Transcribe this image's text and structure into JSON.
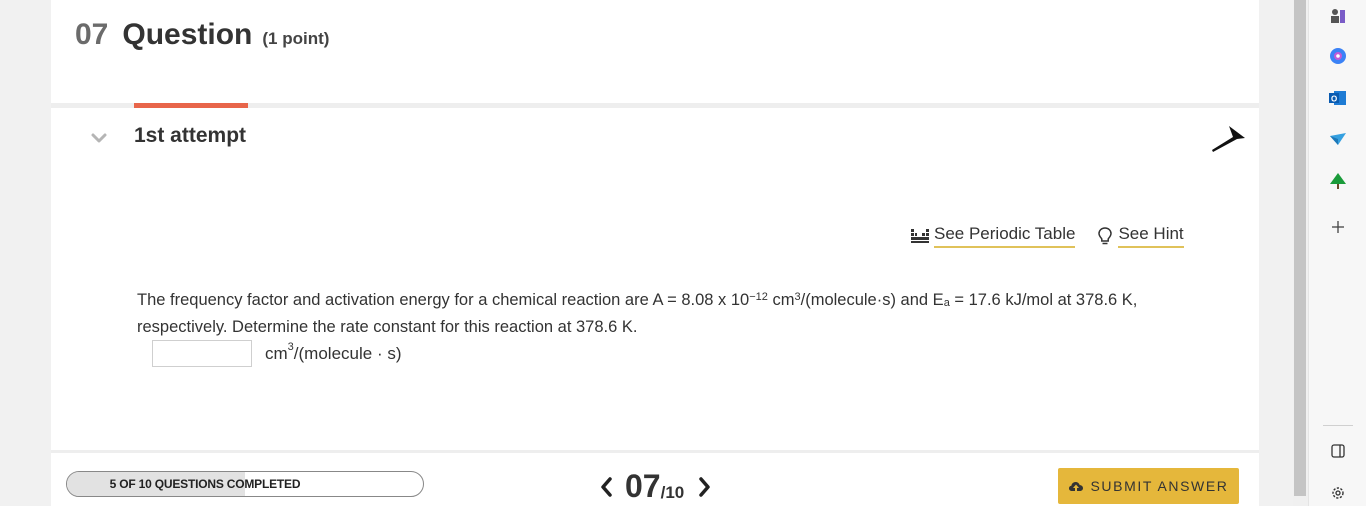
{
  "question": {
    "number": "07",
    "title": "Question",
    "points": "(1 point)",
    "attempt": "1st attempt"
  },
  "links": {
    "periodic_table": "See Periodic Table",
    "hint": "See Hint"
  },
  "body": {
    "t1": "The frequency factor and activation energy for a chemical reaction are A = 8.08  x 10",
    "exp1": "−12",
    "t2": " cm",
    "exp2": "3",
    "t3": "/(molecule·s) and E",
    "sub1": "a",
    "t4": " = 17.6  kJ/mol at 378.6  K, respectively. Determine the rate constant for this reaction at 378.6  K."
  },
  "answer": {
    "value": "",
    "unit_base": "cm",
    "unit_exp": "3",
    "unit_rest": "/(molecule · s)"
  },
  "progress": {
    "label": "5 OF 10 QUESTIONS COMPLETED",
    "completed": 5,
    "total": 10
  },
  "pager": {
    "current": "07",
    "total": "/10"
  },
  "submit_label": "SUBMIT ANSWER",
  "colors": {
    "accent": "#e8654a",
    "submit": "#e5b73b",
    "link_underline": "#e0c25a"
  }
}
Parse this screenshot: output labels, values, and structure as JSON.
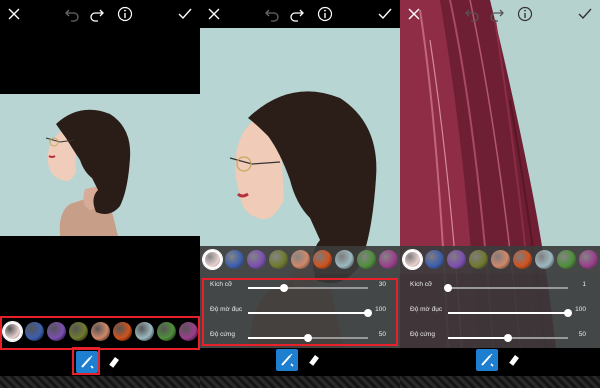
{
  "icons": {
    "close": "close-icon",
    "undo": "undo-icon",
    "redo": "redo-icon",
    "info": "info-icon",
    "check": "check-icon",
    "brush": "brush-icon",
    "eraser": "eraser-icon"
  },
  "colors": {
    "highlight": "#e8202a",
    "brush_active": "#1e7fd1"
  },
  "swatches": [
    {
      "name": "white",
      "color": "#e9d2d0"
    },
    {
      "name": "blue",
      "color": "#3c5fae"
    },
    {
      "name": "purple",
      "color": "#7b4fb0"
    },
    {
      "name": "olive",
      "color": "#6f7a2d"
    },
    {
      "name": "peach",
      "color": "#d08869"
    },
    {
      "name": "orange",
      "color": "#d0531d"
    },
    {
      "name": "silver",
      "color": "#9cb8c0"
    },
    {
      "name": "green",
      "color": "#4f8e3a"
    },
    {
      "name": "magenta",
      "color": "#9b3e8c"
    }
  ],
  "sliders": [
    {
      "label": "Kích cỡ",
      "value": "30",
      "level": 0.3
    },
    {
      "label": "Độ mờ đục",
      "value": "100",
      "level": 1.0
    },
    {
      "label": "Độ cứng",
      "value": "50",
      "level": 0.5
    }
  ],
  "sliders_panel3": [
    {
      "label": "Kích cỡ",
      "value": "1",
      "level": 0.0
    },
    {
      "label": "Độ mờ đục",
      "value": "100",
      "level": 1.0
    },
    {
      "label": "Độ cứng",
      "value": "50",
      "level": 0.5
    }
  ]
}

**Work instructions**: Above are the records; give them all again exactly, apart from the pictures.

**Solution to the exercise**:
Transcribe this image's text and structure into JSON.
{
  "question": {
    "number": "07",
    "title": "Question",
    "points": "(1 point)",
    "attempt": "1st attempt"
  },
  "links": {
    "periodic_table": "See Periodic Table",
    "hint": "See Hint"
  },
  "body": {
    "t1": "The frequency factor and activation energy for a chemical reaction are A = 8.08  x 10",
    "exp1": "−12",
    "t2": " cm",
    "exp2": "3",
    "t3": "/(molecule·s) and E",
    "sub1": "a",
    "t4": " = 17.6  kJ/mol at 378.6  K, respectively. Determine the rate constant for this reaction at 378.6  K."
  },
  "answer": {
    "value": "",
    "unit_base": "cm",
    "unit_exp": "3",
    "unit_rest": "/(molecule · s)"
  },
  "progress": {
    "label": "5 OF 10 QUESTIONS COMPLETED",
    "completed": 5,
    "total": 10
  },
  "pager": {
    "current": "07",
    "total": "/10"
  },
  "submit_label": "SUBMIT ANSWER",
  "colors": {
    "accent": "#e8654a",
    "submit": "#e5b73b",
    "link_underline": "#e0c25a"
  }
}
Parse this screenshot: output labels, values, and structure as JSON.
{
  "icons": {
    "close": "close-icon",
    "undo": "undo-icon",
    "redo": "redo-icon",
    "info": "info-icon",
    "check": "check-icon",
    "brush": "brush-icon",
    "eraser": "eraser-icon"
  },
  "colors": {
    "highlight": "#e8202a",
    "brush_active": "#1e7fd1"
  },
  "swatches": [
    {
      "name": "white",
      "color": "#e9d2d0"
    },
    {
      "name": "blue",
      "color": "#3c5fae"
    },
    {
      "name": "purple",
      "color": "#7b4fb0"
    },
    {
      "name": "olive",
      "color": "#6f7a2d"
    },
    {
      "name": "peach",
      "color": "#d08869"
    },
    {
      "name": "orange",
      "color": "#d0531d"
    },
    {
      "name": "silver",
      "color": "#9cb8c0"
    },
    {
      "name": "green",
      "color": "#4f8e3a"
    },
    {
      "name": "magenta",
      "color": "#9b3e8c"
    }
  ],
  "sliders": [
    {
      "label": "Kích cỡ",
      "value": "30",
      "level": 0.3
    },
    {
      "label": "Độ mờ đục",
      "value": "100",
      "level": 1.0
    },
    {
      "label": "Độ cứng",
      "value": "50",
      "level": 0.5
    }
  ],
  "sliders_panel3": [
    {
      "label": "Kích cỡ",
      "value": "1",
      "level": 0.0
    },
    {
      "label": "Độ mờ đục",
      "value": "100",
      "level": 1.0
    },
    {
      "label": "Độ cứng",
      "value": "50",
      "level": 0.5
    }
  ]
}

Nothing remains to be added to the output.